START RECORDS TO USE
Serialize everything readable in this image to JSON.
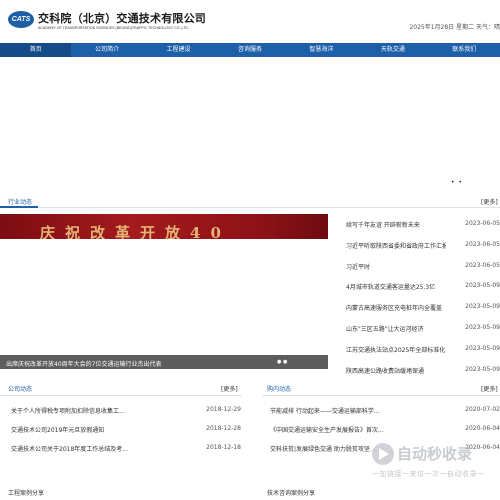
{
  "header": {
    "logo_mark": "CATS",
    "title": "交科院（北京）交通技术有限公司",
    "subtitle": "ACADEMY OF TRANSPORTATION SCIENCES (BEIJING)TRAFFIC TECHNOLOGY CO.,LTD.",
    "date": "2025年1月28日 星期二 天气：晴"
  },
  "nav": {
    "items": [
      "首页",
      "公司简介",
      "工程建设",
      "咨询服务",
      "智慧海洋",
      "天轨交通",
      "联系我们"
    ]
  },
  "carousel_dots": "• •",
  "industry": {
    "title": "行业动态",
    "more": "[更多]",
    "banner_text": "庆祝改革开放40",
    "banner_caption": "出席庆祝改革开放40周年大会的7位交通运输行业杰出代表",
    "banner_dots": "● ●",
    "items": [
      {
        "title": "续写千年友谊 开辟崭新未来",
        "date": "2023-06-05"
      },
      {
        "title": "习近平听取陕西省委和省政府工作汇报",
        "date": "2023-06-05"
      },
      {
        "title": "习近平时",
        "date": "2023-06-05"
      },
      {
        "title": "4月城市轨道交通客运量达25.3亿",
        "date": "2023-05-09"
      },
      {
        "title": "内蒙古高速服务区充电桩年内全覆盖",
        "date": "2023-05-09"
      },
      {
        "title": "山东\"三区五路\"让大运河经济",
        "date": "2023-05-09"
      },
      {
        "title": "江苏交通执法站点2025年全部标准化",
        "date": "2023-05-09"
      },
      {
        "title": "陕西高速公路收费站缓堵保通",
        "date": "2023-05-09"
      }
    ]
  },
  "company": {
    "title": "公司动态",
    "more": "[更多]",
    "items": [
      {
        "title": "关于个人所得税专项附加扣除信息收集工...",
        "date": "2018-12-29"
      },
      {
        "title": "交通技术公司2019年元旦放假通知",
        "date": "2018-12-28"
      },
      {
        "title": "交通技术公司关于2018年度工作总结及考...",
        "date": "2018-12-18"
      }
    ]
  },
  "shopping": {
    "title": "购内动态",
    "more": "[更多]",
    "items": [
      {
        "title": "节能减排 行动起来——交通运输部科学...",
        "date": "2020-07-02"
      },
      {
        "title": "《中国交通运输安全生产发展报告》首次...",
        "date": "2020-06-04"
      },
      {
        "title": "交科扶贫|发展绿色交通 助力脱贫攻坚...",
        "date": "2020-06-04"
      }
    ]
  },
  "bottom": {
    "left_title": "工程案例分享",
    "right_title": "技术咨询案例分享"
  },
  "watermark": {
    "title": "自动秒收录",
    "sub": "一加链接一来访一次一自动收录一"
  },
  "colors": {
    "brand": "#1d5fa8",
    "nav_active": "#154b88",
    "banner_red": "#a41a1d"
  }
}
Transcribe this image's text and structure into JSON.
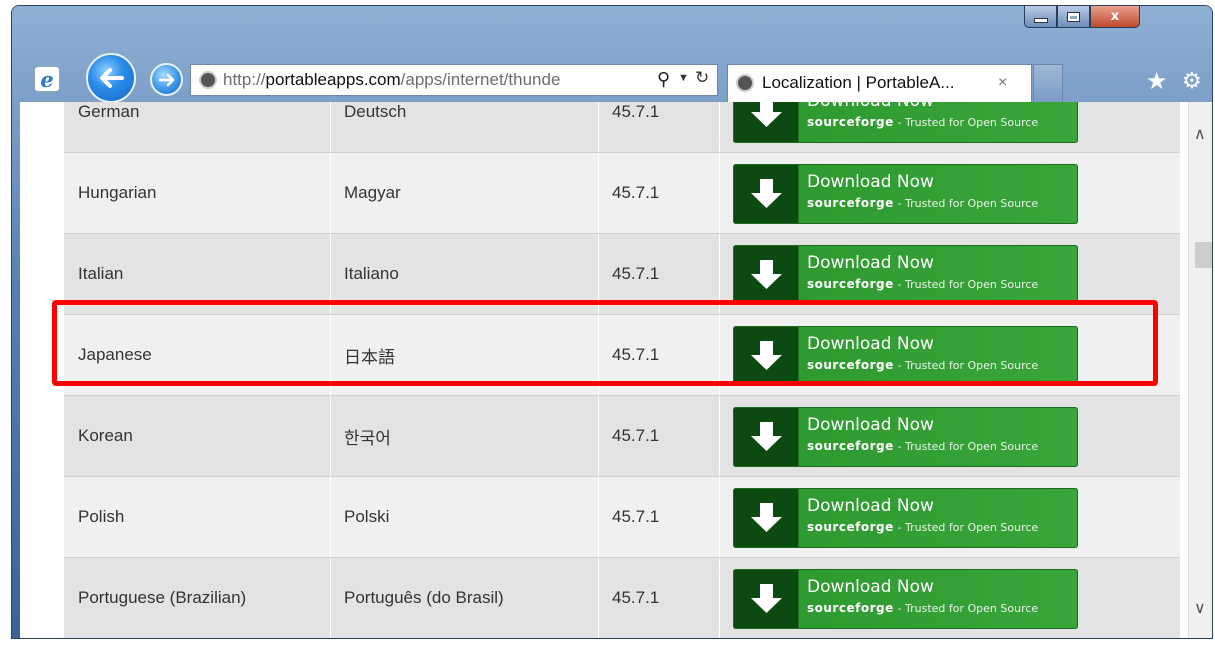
{
  "browser": {
    "address": {
      "url_prefix": "http://",
      "url_domain": "portableapps.com",
      "url_rest": "/apps/internet/thunde"
    },
    "tab": {
      "title": "Localization | PortableA...",
      "close": "×"
    },
    "window_controls": {
      "close": "x"
    },
    "icons": [
      "ie-logo-icon",
      "back-arrow-icon",
      "forward-arrow-icon",
      "search-icon",
      "dropdown-icon",
      "refresh-icon",
      "favorites-star-icon",
      "settings-gear-icon"
    ]
  },
  "table": {
    "rows": [
      {
        "language": "German",
        "native": "Deutsch",
        "version": "45.7.1"
      },
      {
        "language": "Hungarian",
        "native": "Magyar",
        "version": "45.7.1"
      },
      {
        "language": "Italian",
        "native": "Italiano",
        "version": "45.7.1"
      },
      {
        "language": "Japanese",
        "native": "日本語",
        "version": "45.7.1"
      },
      {
        "language": "Korean",
        "native": "한국어",
        "version": "45.7.1"
      },
      {
        "language": "Polish",
        "native": "Polski",
        "version": "45.7.1"
      },
      {
        "language": "Portuguese (Brazilian)",
        "native": "Português (do Brasil)",
        "version": "45.7.1"
      }
    ],
    "download_button": {
      "label": "Download Now",
      "brand": "sourceforge",
      "tagline": "- Trusted for Open Source"
    }
  },
  "highlight": {
    "color": "#ff0000",
    "row_language": "Japanese"
  },
  "colors": {
    "button_dark": "#0d4a12",
    "button_green": "#3aa53a",
    "row_odd": "#e3e3e3",
    "row_even": "#f0f0f0"
  }
}
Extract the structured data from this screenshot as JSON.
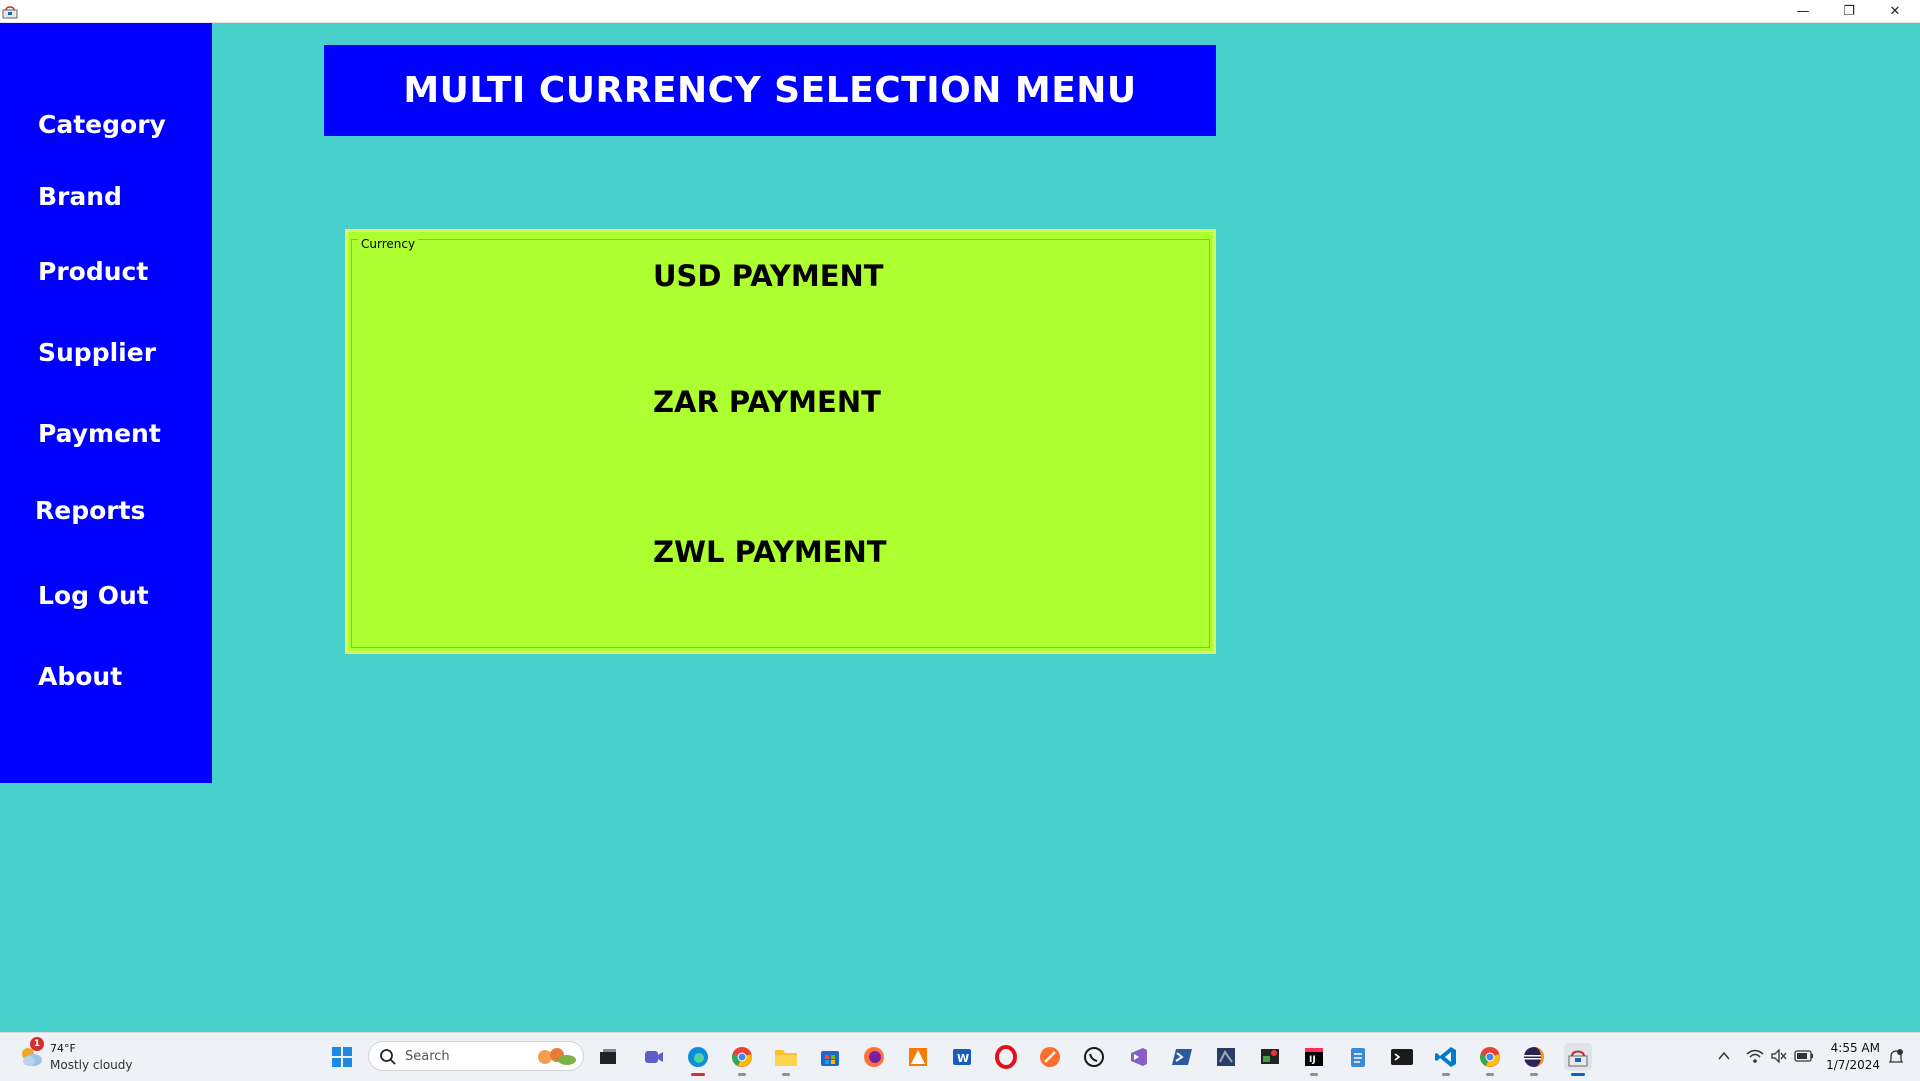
{
  "window": {
    "minimize_symbol": "—",
    "maximize_symbol": "❐",
    "close_symbol": "✕"
  },
  "sidebar": {
    "items": [
      {
        "label": "Category"
      },
      {
        "label": "Brand"
      },
      {
        "label": "Product"
      },
      {
        "label": "Supplier"
      },
      {
        "label": "Payment"
      },
      {
        "label": "Reports"
      },
      {
        "label": "Log Out"
      },
      {
        "label": "About"
      }
    ]
  },
  "header": {
    "title": "MULTI CURRENCY SELECTION MENU"
  },
  "currency_panel": {
    "legend": "Currency",
    "buttons": [
      {
        "label": "USD PAYMENT"
      },
      {
        "label": "ZAR PAYMENT"
      },
      {
        "label": "ZWL PAYMENT"
      }
    ]
  },
  "taskbar": {
    "weather": {
      "temperature": "74°F",
      "condition": "Mostly cloudy",
      "badge": "1"
    },
    "search": {
      "placeholder": "Search"
    },
    "pinned_apps": [
      "task-view",
      "teams-meet",
      "edge",
      "chrome",
      "file-explorer",
      "microsoft-store",
      "firefox",
      "office",
      "word",
      "opera",
      "app-orange",
      "whatsapp",
      "visual-studio",
      "powershell",
      "sql-tool",
      "snipping",
      "intellij",
      "notepad",
      "terminal",
      "vscode",
      "chrome-alt",
      "eclipse",
      "java-app"
    ],
    "clock": {
      "time": "4:55 AM",
      "date": "1/7/2024"
    }
  },
  "colors": {
    "background": "#48d1cc",
    "sidebar": "#0000ff",
    "banner": "#0000ff",
    "panel": "#adff2f"
  }
}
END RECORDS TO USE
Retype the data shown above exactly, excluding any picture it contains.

Serialize everything readable in this image to JSON.
{
  "header": {
    "logo_mark": "CATS",
    "title": "交科院（北京）交通技术有限公司",
    "subtitle": "ACADEMY OF TRANSPORTATION SCIENCES (BEIJING)TRAFFIC TECHNOLOGY CO.,LTD.",
    "date": "2025年1月28日 星期二 天气：晴"
  },
  "nav": {
    "items": [
      "首页",
      "公司简介",
      "工程建设",
      "咨询服务",
      "智慧海洋",
      "天轨交通",
      "联系我们"
    ]
  },
  "carousel_dots": "• •",
  "industry": {
    "title": "行业动态",
    "more": "[更多]",
    "banner_text": "庆祝改革开放40",
    "banner_caption": "出席庆祝改革开放40周年大会的7位交通运输行业杰出代表",
    "banner_dots": "● ●",
    "items": [
      {
        "title": "续写千年友谊 开辟崭新未来",
        "date": "2023-06-05"
      },
      {
        "title": "习近平听取陕西省委和省政府工作汇报",
        "date": "2023-06-05"
      },
      {
        "title": "习近平时",
        "date": "2023-06-05"
      },
      {
        "title": "4月城市轨道交通客运量达25.3亿",
        "date": "2023-05-09"
      },
      {
        "title": "内蒙古高速服务区充电桩年内全覆盖",
        "date": "2023-05-09"
      },
      {
        "title": "山东\"三区五路\"让大运河经济",
        "date": "2023-05-09"
      },
      {
        "title": "江苏交通执法站点2025年全部标准化",
        "date": "2023-05-09"
      },
      {
        "title": "陕西高速公路收费站缓堵保通",
        "date": "2023-05-09"
      }
    ]
  },
  "company": {
    "title": "公司动态",
    "more": "[更多]",
    "items": [
      {
        "title": "关于个人所得税专项附加扣除信息收集工...",
        "date": "2018-12-29"
      },
      {
        "title": "交通技术公司2019年元旦放假通知",
        "date": "2018-12-28"
      },
      {
        "title": "交通技术公司关于2018年度工作总结及考...",
        "date": "2018-12-18"
      }
    ]
  },
  "shopping": {
    "title": "购内动态",
    "more": "[更多]",
    "items": [
      {
        "title": "节能减排 行动起来——交通运输部科学...",
        "date": "2020-07-02"
      },
      {
        "title": "《中国交通运输安全生产发展报告》首次...",
        "date": "2020-06-04"
      },
      {
        "title": "交科扶贫|发展绿色交通 助力脱贫攻坚...",
        "date": "2020-06-04"
      }
    ]
  },
  "bottom": {
    "left_title": "工程案例分享",
    "right_title": "技术咨询案例分享"
  },
  "watermark": {
    "title": "自动秒收录",
    "sub": "一加链接一来访一次一自动收录一"
  },
  "colors": {
    "brand": "#1d5fa8",
    "nav_active": "#154b88",
    "banner_red": "#a41a1d"
  }
}
Transcribe this image's text and structure into JSON.
{
  "browser": {
    "address": {
      "url_prefix": "http://",
      "url_domain": "portableapps.com",
      "url_rest": "/apps/internet/thunde"
    },
    "tab": {
      "title": "Localization | PortableA...",
      "close": "×"
    },
    "window_controls": {
      "close": "x"
    },
    "icons": [
      "ie-logo-icon",
      "back-arrow-icon",
      "forward-arrow-icon",
      "search-icon",
      "dropdown-icon",
      "refresh-icon",
      "favorites-star-icon",
      "settings-gear-icon"
    ]
  },
  "table": {
    "rows": [
      {
        "language": "German",
        "native": "Deutsch",
        "version": "45.7.1"
      },
      {
        "language": "Hungarian",
        "native": "Magyar",
        "version": "45.7.1"
      },
      {
        "language": "Italian",
        "native": "Italiano",
        "version": "45.7.1"
      },
      {
        "language": "Japanese",
        "native": "日本語",
        "version": "45.7.1"
      },
      {
        "language": "Korean",
        "native": "한국어",
        "version": "45.7.1"
      },
      {
        "language": "Polish",
        "native": "Polski",
        "version": "45.7.1"
      },
      {
        "language": "Portuguese (Brazilian)",
        "native": "Português (do Brasil)",
        "version": "45.7.1"
      }
    ],
    "download_button": {
      "label": "Download Now",
      "brand": "sourceforge",
      "tagline": "- Trusted for Open Source"
    }
  },
  "highlight": {
    "color": "#ff0000",
    "row_language": "Japanese"
  },
  "colors": {
    "button_dark": "#0d4a12",
    "button_green": "#3aa53a",
    "row_odd": "#e3e3e3",
    "row_even": "#f0f0f0"
  }
}
Extract the structured data from this screenshot as JSON.
{
  "window": {
    "minimize_symbol": "—",
    "maximize_symbol": "❐",
    "close_symbol": "✕"
  },
  "sidebar": {
    "items": [
      {
        "label": "Category"
      },
      {
        "label": "Brand"
      },
      {
        "label": "Product"
      },
      {
        "label": "Supplier"
      },
      {
        "label": "Payment"
      },
      {
        "label": "Reports"
      },
      {
        "label": "Log Out"
      },
      {
        "label": "About"
      }
    ]
  },
  "header": {
    "title": "MULTI CURRENCY SELECTION MENU"
  },
  "currency_panel": {
    "legend": "Currency",
    "buttons": [
      {
        "label": "USD PAYMENT"
      },
      {
        "label": "ZAR PAYMENT"
      },
      {
        "label": "ZWL PAYMENT"
      }
    ]
  },
  "taskbar": {
    "weather": {
      "temperature": "74°F",
      "condition": "Mostly cloudy",
      "badge": "1"
    },
    "search": {
      "placeholder": "Search"
    },
    "pinned_apps": [
      "task-view",
      "teams-meet",
      "edge",
      "chrome",
      "file-explorer",
      "microsoft-store",
      "firefox",
      "office",
      "word",
      "opera",
      "app-orange",
      "whatsapp",
      "visual-studio",
      "powershell",
      "sql-tool",
      "snipping",
      "intellij",
      "notepad",
      "terminal",
      "vscode",
      "chrome-alt",
      "eclipse",
      "java-app"
    ],
    "clock": {
      "time": "4:55 AM",
      "date": "1/7/2024"
    }
  },
  "colors": {
    "background": "#48d1cc",
    "sidebar": "#0000ff",
    "banner": "#0000ff",
    "panel": "#adff2f"
  }
}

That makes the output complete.